• EXERCISE: Search each line below for "highlight", then return the lines where it appears.

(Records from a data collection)
........

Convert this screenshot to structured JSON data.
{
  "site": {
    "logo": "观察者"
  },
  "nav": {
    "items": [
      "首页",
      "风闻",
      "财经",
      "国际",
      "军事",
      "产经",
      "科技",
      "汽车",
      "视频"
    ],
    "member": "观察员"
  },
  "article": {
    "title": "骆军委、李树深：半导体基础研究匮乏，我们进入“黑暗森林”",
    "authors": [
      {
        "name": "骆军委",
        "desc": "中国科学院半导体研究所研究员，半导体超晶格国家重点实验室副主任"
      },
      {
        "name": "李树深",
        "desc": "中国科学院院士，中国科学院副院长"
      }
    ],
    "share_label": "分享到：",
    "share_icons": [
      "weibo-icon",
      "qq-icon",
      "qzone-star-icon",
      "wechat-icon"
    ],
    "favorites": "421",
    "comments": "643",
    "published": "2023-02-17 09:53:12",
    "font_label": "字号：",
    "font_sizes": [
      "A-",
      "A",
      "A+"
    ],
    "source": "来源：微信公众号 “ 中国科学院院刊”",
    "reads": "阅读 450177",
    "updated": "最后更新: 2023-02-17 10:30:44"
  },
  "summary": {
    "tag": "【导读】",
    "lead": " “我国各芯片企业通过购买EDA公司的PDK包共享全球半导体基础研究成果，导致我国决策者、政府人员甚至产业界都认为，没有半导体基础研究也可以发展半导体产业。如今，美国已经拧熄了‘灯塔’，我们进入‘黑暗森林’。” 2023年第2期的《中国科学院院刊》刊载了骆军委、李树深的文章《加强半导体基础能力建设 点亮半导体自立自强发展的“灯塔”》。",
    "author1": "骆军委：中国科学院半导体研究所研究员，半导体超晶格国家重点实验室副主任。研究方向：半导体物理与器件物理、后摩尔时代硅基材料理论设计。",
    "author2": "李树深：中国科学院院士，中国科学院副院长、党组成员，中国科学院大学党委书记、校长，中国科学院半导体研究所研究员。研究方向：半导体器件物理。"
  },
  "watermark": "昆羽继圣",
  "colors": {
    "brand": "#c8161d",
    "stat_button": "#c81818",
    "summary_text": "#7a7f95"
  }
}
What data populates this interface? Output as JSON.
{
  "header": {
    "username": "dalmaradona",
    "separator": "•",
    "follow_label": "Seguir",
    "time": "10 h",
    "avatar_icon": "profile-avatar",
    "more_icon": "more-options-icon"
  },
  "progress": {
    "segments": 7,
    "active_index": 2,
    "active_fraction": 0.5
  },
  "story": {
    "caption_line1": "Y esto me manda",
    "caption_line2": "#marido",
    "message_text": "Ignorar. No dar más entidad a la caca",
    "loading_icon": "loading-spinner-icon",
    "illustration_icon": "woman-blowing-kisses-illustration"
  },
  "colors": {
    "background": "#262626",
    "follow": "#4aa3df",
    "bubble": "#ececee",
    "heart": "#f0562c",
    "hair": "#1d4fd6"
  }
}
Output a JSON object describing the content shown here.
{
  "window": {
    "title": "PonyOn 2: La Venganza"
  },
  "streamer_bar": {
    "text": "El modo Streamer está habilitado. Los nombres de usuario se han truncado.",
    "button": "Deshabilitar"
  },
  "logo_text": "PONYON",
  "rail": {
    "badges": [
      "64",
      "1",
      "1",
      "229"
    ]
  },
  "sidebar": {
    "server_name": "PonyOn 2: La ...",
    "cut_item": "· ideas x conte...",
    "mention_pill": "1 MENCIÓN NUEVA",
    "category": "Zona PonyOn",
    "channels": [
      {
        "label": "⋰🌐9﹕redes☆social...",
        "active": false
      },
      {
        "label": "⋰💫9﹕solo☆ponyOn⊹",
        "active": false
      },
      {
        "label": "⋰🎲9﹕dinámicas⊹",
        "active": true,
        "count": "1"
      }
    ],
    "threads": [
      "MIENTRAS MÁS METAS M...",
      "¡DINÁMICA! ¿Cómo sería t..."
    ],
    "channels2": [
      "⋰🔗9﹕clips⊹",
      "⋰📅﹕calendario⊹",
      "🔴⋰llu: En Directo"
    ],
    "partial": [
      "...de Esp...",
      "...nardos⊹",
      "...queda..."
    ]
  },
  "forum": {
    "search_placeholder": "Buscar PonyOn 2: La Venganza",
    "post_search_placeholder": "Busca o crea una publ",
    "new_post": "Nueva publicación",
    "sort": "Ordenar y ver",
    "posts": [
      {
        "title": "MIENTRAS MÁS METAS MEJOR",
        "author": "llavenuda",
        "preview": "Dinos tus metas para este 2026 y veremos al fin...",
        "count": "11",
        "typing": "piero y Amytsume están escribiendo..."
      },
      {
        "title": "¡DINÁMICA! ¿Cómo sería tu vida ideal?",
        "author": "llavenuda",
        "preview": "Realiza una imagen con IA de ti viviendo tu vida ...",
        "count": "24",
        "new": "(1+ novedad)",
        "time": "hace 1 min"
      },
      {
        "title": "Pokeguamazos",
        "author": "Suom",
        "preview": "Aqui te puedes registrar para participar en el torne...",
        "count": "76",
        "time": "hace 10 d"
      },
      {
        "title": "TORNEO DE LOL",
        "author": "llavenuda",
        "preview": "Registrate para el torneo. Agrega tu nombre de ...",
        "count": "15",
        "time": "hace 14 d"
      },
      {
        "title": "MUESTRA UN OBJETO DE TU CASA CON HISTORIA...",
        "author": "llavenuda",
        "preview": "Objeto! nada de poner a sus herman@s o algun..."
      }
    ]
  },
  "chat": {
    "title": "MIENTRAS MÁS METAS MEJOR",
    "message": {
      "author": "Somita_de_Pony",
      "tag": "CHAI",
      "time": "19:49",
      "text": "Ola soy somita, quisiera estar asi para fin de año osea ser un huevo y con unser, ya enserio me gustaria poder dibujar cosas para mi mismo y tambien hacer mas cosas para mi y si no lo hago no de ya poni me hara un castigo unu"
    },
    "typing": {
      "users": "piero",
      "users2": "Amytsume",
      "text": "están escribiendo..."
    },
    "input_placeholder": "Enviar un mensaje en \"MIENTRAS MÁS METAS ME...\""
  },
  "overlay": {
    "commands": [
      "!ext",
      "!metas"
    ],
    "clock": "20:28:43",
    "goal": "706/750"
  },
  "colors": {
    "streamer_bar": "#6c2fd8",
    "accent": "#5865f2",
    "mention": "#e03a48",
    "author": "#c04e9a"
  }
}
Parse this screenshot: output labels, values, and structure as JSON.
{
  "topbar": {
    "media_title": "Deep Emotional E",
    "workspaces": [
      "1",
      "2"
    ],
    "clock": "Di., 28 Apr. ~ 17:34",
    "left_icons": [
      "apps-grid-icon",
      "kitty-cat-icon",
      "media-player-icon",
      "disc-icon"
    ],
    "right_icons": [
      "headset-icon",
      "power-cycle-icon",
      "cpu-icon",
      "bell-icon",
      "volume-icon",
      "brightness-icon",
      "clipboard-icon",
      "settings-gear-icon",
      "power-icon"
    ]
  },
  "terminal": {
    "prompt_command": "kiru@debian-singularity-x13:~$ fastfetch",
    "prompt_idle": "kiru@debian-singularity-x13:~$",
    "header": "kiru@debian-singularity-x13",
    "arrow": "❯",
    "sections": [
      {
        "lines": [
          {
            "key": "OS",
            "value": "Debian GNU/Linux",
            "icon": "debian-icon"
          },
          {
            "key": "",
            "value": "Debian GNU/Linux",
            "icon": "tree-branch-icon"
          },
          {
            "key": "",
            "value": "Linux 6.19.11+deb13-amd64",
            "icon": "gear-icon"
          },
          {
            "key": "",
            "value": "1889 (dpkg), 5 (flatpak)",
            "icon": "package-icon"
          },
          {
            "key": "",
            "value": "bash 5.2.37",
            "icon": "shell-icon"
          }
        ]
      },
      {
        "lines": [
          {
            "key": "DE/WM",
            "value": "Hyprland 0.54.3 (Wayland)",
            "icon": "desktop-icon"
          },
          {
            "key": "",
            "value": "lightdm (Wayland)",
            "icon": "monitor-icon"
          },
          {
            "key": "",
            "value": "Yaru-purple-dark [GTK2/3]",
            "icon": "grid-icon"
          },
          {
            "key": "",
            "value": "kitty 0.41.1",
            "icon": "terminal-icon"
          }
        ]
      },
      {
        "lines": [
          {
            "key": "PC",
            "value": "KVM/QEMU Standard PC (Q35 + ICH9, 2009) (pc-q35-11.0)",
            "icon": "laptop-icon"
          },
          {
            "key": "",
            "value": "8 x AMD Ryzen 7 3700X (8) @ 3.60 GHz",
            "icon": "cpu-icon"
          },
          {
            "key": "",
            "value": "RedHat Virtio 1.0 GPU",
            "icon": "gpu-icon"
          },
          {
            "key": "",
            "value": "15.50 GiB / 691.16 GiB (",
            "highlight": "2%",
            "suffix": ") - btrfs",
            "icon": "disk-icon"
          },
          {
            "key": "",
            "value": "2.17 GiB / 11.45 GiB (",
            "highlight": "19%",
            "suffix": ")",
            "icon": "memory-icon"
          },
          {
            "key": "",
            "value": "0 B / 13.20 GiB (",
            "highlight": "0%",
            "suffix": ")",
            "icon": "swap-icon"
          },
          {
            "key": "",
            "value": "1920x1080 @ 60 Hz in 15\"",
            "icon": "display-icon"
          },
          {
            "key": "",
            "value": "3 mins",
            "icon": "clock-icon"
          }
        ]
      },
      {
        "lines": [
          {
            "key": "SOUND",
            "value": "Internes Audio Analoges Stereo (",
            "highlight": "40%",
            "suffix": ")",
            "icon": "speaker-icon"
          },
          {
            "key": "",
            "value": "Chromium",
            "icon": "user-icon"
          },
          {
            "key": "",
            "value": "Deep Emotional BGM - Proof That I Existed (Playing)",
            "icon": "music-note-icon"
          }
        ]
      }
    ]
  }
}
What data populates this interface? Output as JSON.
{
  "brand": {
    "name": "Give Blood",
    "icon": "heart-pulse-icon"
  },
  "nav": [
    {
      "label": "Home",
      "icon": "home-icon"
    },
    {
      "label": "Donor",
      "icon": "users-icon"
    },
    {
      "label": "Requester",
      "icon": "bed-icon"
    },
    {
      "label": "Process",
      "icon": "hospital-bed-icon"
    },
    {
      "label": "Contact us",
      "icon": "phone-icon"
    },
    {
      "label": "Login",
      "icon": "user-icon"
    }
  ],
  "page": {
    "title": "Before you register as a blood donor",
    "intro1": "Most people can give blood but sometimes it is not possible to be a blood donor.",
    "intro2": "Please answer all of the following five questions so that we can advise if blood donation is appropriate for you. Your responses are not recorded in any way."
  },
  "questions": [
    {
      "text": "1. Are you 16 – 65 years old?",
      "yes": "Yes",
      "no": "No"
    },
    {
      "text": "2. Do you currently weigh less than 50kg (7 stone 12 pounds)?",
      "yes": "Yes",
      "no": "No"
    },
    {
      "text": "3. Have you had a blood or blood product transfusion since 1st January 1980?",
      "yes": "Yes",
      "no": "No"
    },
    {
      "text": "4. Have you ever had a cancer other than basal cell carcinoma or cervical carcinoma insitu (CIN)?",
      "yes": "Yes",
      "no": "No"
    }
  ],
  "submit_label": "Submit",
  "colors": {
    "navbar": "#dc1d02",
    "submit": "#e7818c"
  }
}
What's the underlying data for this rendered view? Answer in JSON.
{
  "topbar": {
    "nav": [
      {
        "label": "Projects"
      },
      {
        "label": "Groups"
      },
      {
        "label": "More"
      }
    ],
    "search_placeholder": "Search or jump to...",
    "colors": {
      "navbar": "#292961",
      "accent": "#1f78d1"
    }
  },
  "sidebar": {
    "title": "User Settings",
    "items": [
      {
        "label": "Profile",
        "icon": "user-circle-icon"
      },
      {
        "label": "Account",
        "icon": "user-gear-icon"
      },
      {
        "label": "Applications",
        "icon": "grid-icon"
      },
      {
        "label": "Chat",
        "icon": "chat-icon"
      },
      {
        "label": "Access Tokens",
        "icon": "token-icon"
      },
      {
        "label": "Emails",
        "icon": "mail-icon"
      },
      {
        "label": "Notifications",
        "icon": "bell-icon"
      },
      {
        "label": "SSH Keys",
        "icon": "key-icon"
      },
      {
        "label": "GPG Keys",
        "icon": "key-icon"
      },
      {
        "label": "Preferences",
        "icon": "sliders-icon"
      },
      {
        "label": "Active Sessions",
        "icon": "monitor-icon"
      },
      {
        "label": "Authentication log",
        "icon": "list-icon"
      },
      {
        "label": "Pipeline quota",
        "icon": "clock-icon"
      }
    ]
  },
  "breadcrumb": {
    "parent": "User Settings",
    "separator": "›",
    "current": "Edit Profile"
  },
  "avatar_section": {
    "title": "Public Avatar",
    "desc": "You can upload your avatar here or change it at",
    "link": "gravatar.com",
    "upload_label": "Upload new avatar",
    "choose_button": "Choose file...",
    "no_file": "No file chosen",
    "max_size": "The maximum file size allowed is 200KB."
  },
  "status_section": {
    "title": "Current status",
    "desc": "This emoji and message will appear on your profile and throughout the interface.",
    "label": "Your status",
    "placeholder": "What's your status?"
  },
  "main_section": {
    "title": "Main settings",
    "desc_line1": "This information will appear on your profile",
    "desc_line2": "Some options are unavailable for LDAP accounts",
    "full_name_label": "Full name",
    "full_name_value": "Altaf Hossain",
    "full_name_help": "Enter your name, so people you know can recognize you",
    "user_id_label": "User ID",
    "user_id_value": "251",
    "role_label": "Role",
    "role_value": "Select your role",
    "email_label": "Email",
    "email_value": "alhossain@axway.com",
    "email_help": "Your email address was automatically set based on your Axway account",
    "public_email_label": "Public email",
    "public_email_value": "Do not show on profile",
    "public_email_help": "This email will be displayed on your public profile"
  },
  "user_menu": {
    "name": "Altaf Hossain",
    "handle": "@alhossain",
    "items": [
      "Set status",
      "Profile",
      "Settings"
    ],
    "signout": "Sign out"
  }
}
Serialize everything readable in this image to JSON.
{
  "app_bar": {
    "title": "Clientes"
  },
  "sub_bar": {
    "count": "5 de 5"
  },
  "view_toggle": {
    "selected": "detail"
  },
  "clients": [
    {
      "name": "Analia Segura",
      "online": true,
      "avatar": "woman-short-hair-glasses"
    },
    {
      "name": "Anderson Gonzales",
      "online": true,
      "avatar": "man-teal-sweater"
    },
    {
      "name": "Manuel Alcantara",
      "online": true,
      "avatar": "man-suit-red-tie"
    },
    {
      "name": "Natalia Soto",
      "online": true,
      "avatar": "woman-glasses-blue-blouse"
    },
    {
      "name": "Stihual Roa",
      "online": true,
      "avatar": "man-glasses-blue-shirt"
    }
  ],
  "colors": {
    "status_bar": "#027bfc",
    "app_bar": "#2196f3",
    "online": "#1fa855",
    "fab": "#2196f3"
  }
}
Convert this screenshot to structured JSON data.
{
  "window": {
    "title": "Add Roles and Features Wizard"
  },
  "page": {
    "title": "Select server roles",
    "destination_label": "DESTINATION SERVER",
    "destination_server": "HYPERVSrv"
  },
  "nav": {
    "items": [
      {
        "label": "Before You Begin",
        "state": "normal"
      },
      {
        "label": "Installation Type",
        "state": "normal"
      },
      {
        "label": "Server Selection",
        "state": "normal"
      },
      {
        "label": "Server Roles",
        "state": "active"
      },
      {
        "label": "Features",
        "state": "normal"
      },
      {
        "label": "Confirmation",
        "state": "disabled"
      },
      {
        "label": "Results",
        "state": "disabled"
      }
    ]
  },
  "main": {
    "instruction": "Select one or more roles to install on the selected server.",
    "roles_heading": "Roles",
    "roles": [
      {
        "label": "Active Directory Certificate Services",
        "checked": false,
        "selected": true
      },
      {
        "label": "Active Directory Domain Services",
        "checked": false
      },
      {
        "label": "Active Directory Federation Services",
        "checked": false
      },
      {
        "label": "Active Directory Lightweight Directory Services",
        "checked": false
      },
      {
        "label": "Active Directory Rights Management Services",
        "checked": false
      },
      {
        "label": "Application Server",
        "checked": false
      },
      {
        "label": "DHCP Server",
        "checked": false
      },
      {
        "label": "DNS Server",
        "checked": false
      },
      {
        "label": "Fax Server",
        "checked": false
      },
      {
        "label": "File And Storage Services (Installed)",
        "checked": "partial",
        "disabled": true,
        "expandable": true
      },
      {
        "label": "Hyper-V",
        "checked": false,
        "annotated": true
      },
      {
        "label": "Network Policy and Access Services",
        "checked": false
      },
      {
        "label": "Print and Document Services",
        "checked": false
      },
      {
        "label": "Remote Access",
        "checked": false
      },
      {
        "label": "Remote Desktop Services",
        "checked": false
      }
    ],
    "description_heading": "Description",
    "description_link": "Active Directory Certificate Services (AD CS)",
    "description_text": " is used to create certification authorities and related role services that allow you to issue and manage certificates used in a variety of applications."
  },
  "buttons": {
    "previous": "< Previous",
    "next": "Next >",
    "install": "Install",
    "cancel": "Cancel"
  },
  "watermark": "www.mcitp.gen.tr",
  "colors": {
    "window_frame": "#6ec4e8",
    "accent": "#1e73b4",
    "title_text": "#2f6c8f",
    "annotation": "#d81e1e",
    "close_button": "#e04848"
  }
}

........

• WRITTEN SOLUTION:
            "highlight": "2%",
            "highlight": "19%",
            "highlight": "0%",
            "highlight": "40%",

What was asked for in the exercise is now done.